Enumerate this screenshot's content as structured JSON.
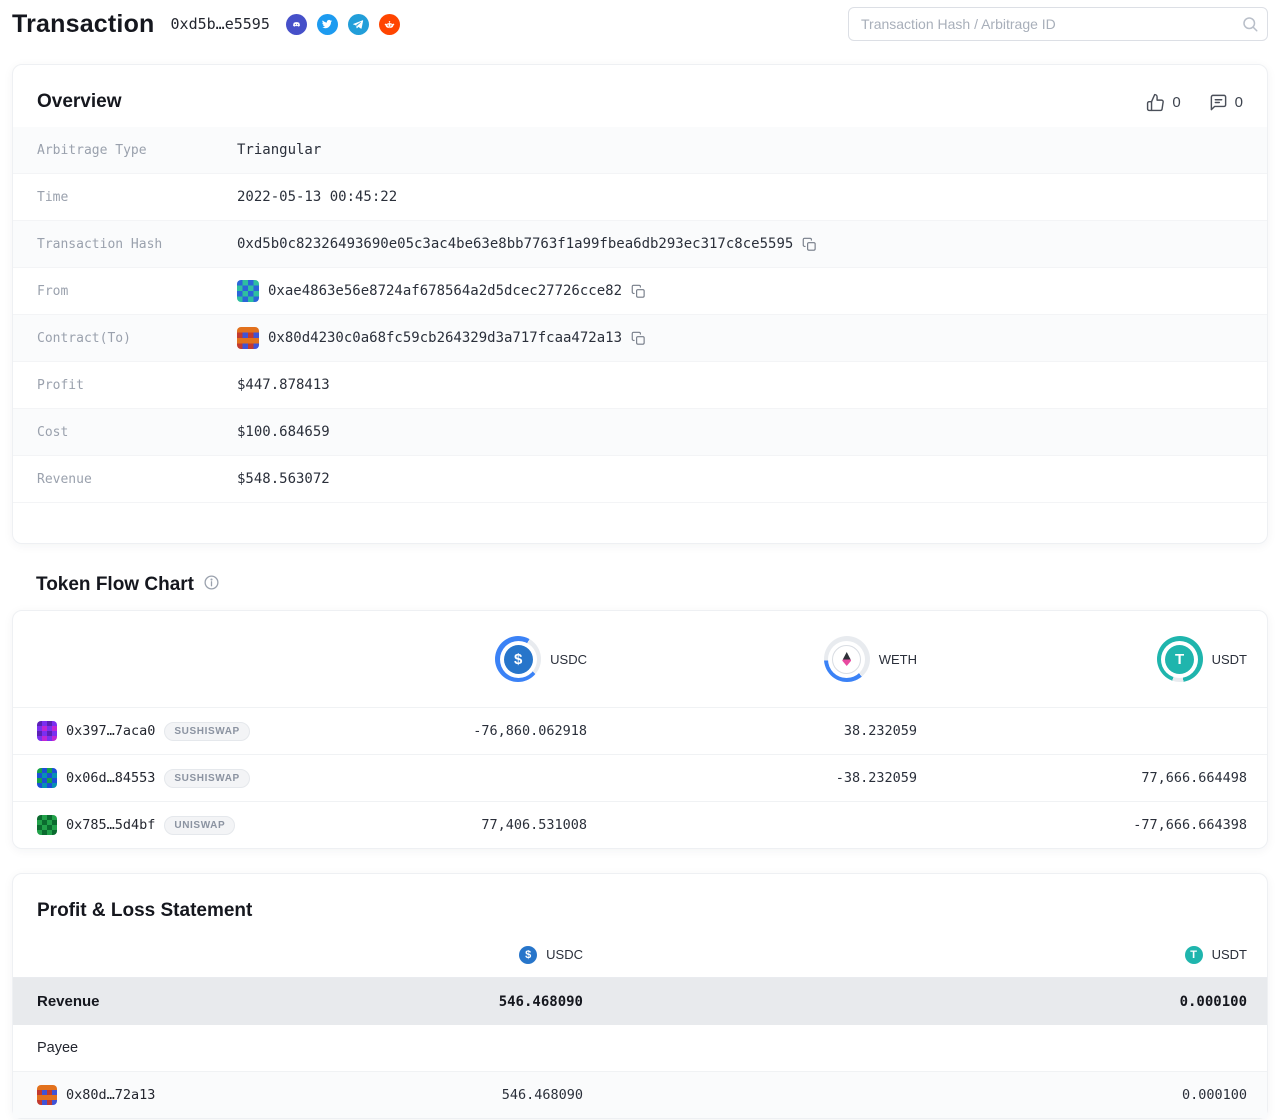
{
  "colors": {
    "accent_blue": "#3b82f6",
    "usdc": "#2775ca",
    "usdt": "#1fb5ad",
    "weth_pink": "#e84aa0",
    "discord": "#4650c9",
    "twitter": "#1d9bf0",
    "telegram": "#229ed9",
    "reddit": "#ff4500",
    "revenue_highlight": "#e8eaed"
  },
  "icons": {
    "search": "search-icon",
    "like": "thumbs-up-icon",
    "comment": "comment-icon",
    "copy": "copy-icon",
    "info": "info-icon",
    "socials": [
      "discord-icon",
      "twitter-icon",
      "telegram-icon",
      "reddit-icon"
    ]
  },
  "header": {
    "title": "Transaction",
    "tx_short": "0xd5b…e5595",
    "search_placeholder": "Transaction Hash / Arbitrage ID"
  },
  "overview": {
    "title": "Overview",
    "like_count": "0",
    "comment_count": "0",
    "rows": [
      {
        "label": "Arbitrage Type",
        "value": "Triangular"
      },
      {
        "label": "Time",
        "value": "2022-05-13 00:45:22"
      },
      {
        "label": "Transaction Hash",
        "value": "0xd5b0c82326493690e05c3ac4be63e8bb7763f1a99fbea6db293ec317c8ce5595"
      },
      {
        "label": "From",
        "value": "0xae4863e56e8724af678564a2d5dcec27726cce82"
      },
      {
        "label": "Contract(To)",
        "value": "0x80d4230c0a68fc59cb264329d3a717fcaa472a13"
      },
      {
        "label": "Profit",
        "value": "$447.878413"
      },
      {
        "label": "Cost",
        "value": "$100.684659"
      },
      {
        "label": "Revenue",
        "value": "$548.563072"
      }
    ]
  },
  "token_flow": {
    "title": "Token Flow Chart",
    "tokens": [
      {
        "symbol": "USDC"
      },
      {
        "symbol": "WETH"
      },
      {
        "symbol": "USDT"
      }
    ],
    "rows": [
      {
        "address": "0x397…7aca0",
        "venue": "SUSHISWAP",
        "usdc": "-76,860.062918",
        "weth": "38.232059",
        "usdt": ""
      },
      {
        "address": "0x06d…84553",
        "venue": "SUSHISWAP",
        "usdc": "",
        "weth": "-38.232059",
        "usdt": "77,666.664498"
      },
      {
        "address": "0x785…5d4bf",
        "venue": "UNISWAP",
        "usdc": "77,406.531008",
        "weth": "",
        "usdt": "-77,666.664398"
      }
    ]
  },
  "pnl": {
    "title": "Profit & Loss Statement",
    "columns": [
      "USDC",
      "USDT"
    ],
    "revenue": {
      "label": "Revenue",
      "usdc": "546.468090",
      "usdt": "0.000100"
    },
    "payee_label": "Payee",
    "payees": [
      {
        "address": "0x80d…72a13",
        "usdc": "546.468090",
        "usdt": "0.000100"
      }
    ]
  }
}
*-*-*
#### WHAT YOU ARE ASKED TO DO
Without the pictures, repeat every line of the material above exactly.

#### SOLUTION FOR THIS PROBLEM
Enumerate this screenshot's content as structured JSON.
{
  "colors": {
    "accent_blue": "#3b82f6",
    "usdc": "#2775ca",
    "usdt": "#1fb5ad",
    "weth_pink": "#e84aa0",
    "discord": "#4650c9",
    "twitter": "#1d9bf0",
    "telegram": "#229ed9",
    "reddit": "#ff4500",
    "revenue_highlight": "#e8eaed"
  },
  "icons": {
    "search": "search-icon",
    "like": "thumbs-up-icon",
    "comment": "comment-icon",
    "copy": "copy-icon",
    "info": "info-icon",
    "socials": [
      "discord-icon",
      "twitter-icon",
      "telegram-icon",
      "reddit-icon"
    ]
  },
  "header": {
    "title": "Transaction",
    "tx_short": "0xd5b…e5595",
    "search_placeholder": "Transaction Hash / Arbitrage ID"
  },
  "overview": {
    "title": "Overview",
    "like_count": "0",
    "comment_count": "0",
    "rows": [
      {
        "label": "Arbitrage Type",
        "value": "Triangular"
      },
      {
        "label": "Time",
        "value": "2022-05-13 00:45:22"
      },
      {
        "label": "Transaction Hash",
        "value": "0xd5b0c82326493690e05c3ac4be63e8bb7763f1a99fbea6db293ec317c8ce5595"
      },
      {
        "label": "From",
        "value": "0xae4863e56e8724af678564a2d5dcec27726cce82"
      },
      {
        "label": "Contract(To)",
        "value": "0x80d4230c0a68fc59cb264329d3a717fcaa472a13"
      },
      {
        "label": "Profit",
        "value": "$447.878413"
      },
      {
        "label": "Cost",
        "value": "$100.684659"
      },
      {
        "label": "Revenue",
        "value": "$548.563072"
      }
    ]
  },
  "token_flow": {
    "title": "Token Flow Chart",
    "tokens": [
      {
        "symbol": "USDC"
      },
      {
        "symbol": "WETH"
      },
      {
        "symbol": "USDT"
      }
    ],
    "rows": [
      {
        "address": "0x397…7aca0",
        "venue": "SUSHISWAP",
        "usdc": "-76,860.062918",
        "weth": "38.232059",
        "usdt": ""
      },
      {
        "address": "0x06d…84553",
        "venue": "SUSHISWAP",
        "usdc": "",
        "weth": "-38.232059",
        "usdt": "77,666.664498"
      },
      {
        "address": "0x785…5d4bf",
        "venue": "UNISWAP",
        "usdc": "77,406.531008",
        "weth": "",
        "usdt": "-77,666.664398"
      }
    ]
  },
  "pnl": {
    "title": "Profit & Loss Statement",
    "columns": [
      "USDC",
      "USDT"
    ],
    "revenue": {
      "label": "Revenue",
      "usdc": "546.468090",
      "usdt": "0.000100"
    },
    "payee_label": "Payee",
    "payees": [
      {
        "address": "0x80d…72a13",
        "usdc": "546.468090",
        "usdt": "0.000100"
      }
    ]
  }
}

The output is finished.